It’s not rooted in logic or objective history, but growing up an industrial fan from Vancouver in the 90s, I couldn’t help but expand my appreciation for Skinny Puppy (and FLA and Numb to lesser extents) out to the point of a perceived stewardship of or belonging to an inherited legacy. These were bands whose members were notably older than myself who had developed worldwide fanbases, and yet I couldn’t help but feel that they were “mine” in a special way. This was, needless to say, utter bullshit. I started listening to Puppy in 1995, just one year before The Process was released, and there was nothing about my appreciation for their music that distinguished me from a kid of the same age from, say, New York, and definitely no reason why my opinion should hold as much weight as that of a die-hard fan from Europe who’d been tracking the band since I was in short pants. I give this lengthy preamble only to say that when I hear bands who have obviously drawn inspiration from Vancouver’s industrial history, a vestigial part of me wants them to do right by their sources. On their debut LP, Finland’s Cardinal Noire touch all of the bases of the now classic Vancouver sound, demonstrating not only a real love for those records, but also a canny ability to tap into their more overlooked elements.
After an intro track, Cardinal Noire head straight for the classic electro-industrial fan’s jugular with a tune that cinches the sort of funk-inflected bassline which Puppy did so well and yet so few have been able to follow up on. It’s been long lamented that the funkier rhythms involved in the history of so many crucial industrial bands have been forsaken by their scions for the sake of metronomic simplicity, but “Narkomat” cuts no corners. The fluttering and complementary programming tics and flourishes which make music of this type feel both lush and claustrophobic are in full effect. Things carry on swimmingly with “MKIV: Eternal”, which carries forth all of the orchestral majesty which C-Drone-Defect was capable of in their best moments, and provides such an insistent counterpunch to “Narkomat”‘s loopy funk that I’m willing to overlook the overt jacking of the arpeggiated bassline from the end theme of Blade Runner near the end.
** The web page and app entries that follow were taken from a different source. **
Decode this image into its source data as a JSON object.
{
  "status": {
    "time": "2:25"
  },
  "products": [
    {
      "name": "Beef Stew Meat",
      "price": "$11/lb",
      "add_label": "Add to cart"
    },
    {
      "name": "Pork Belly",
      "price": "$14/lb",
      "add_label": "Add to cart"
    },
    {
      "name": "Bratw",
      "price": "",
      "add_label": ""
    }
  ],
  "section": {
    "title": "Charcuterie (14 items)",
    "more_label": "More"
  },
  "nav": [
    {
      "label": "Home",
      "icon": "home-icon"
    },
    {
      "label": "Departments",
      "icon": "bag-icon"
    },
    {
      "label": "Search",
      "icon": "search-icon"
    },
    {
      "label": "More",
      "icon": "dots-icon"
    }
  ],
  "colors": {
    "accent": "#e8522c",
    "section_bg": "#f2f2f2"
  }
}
While “Narkomat” and others owe a good deal to the mid-80s electro-industrial template, “Flagellant” finds Cardinal Noire tackling a much more ornery beast: the sort of densely programmed, nightmarish soundscapes Puppy would later explore on Too Dark Park. Closers “Purgation” and “Mirror Shards” feel very much of a design that is all Cardinal Noire’s own: while their component sounds are still rooted in the same base, their construction has an experimental confidence which speaks to the extant work of the band’s members. Vocalist Kalle Lindberg’s background in industrial-tinged death metal act The Republic Of Desire and the more EBM-minded Protectorate (with Cardinal Noire programmer Lasse Alander) serve him well here. Although the Ogreisms are much more overt on Cardinal Noire than on his previous projects, Lindberg has the confidence to put his vocals deservedly forward in the mix, where social and environmental messages are addressed with the sort of forthright aggression necessary for truly great work of this ilk.
To their credit, Cardinal Noire are wearing their influences proudly on their sleeve in interviews (and doing a decent enough job of keeping abreast of more recent events by name-checking Youth Code, By Any Means Necessary and High-Functioning Flesh) and on their artwork; any act that terms their work “Brapkunst” knows exactly what they’re getting into and which listeners they need to please. On that front, Cardinal Noire’s debut is a total success. While Necro Facility came into their own by taking an abrupt turn into pop territory with this sort of material, Cardinal Noire prove themselves capable of hanging with Vancouver’s masters on their home turf.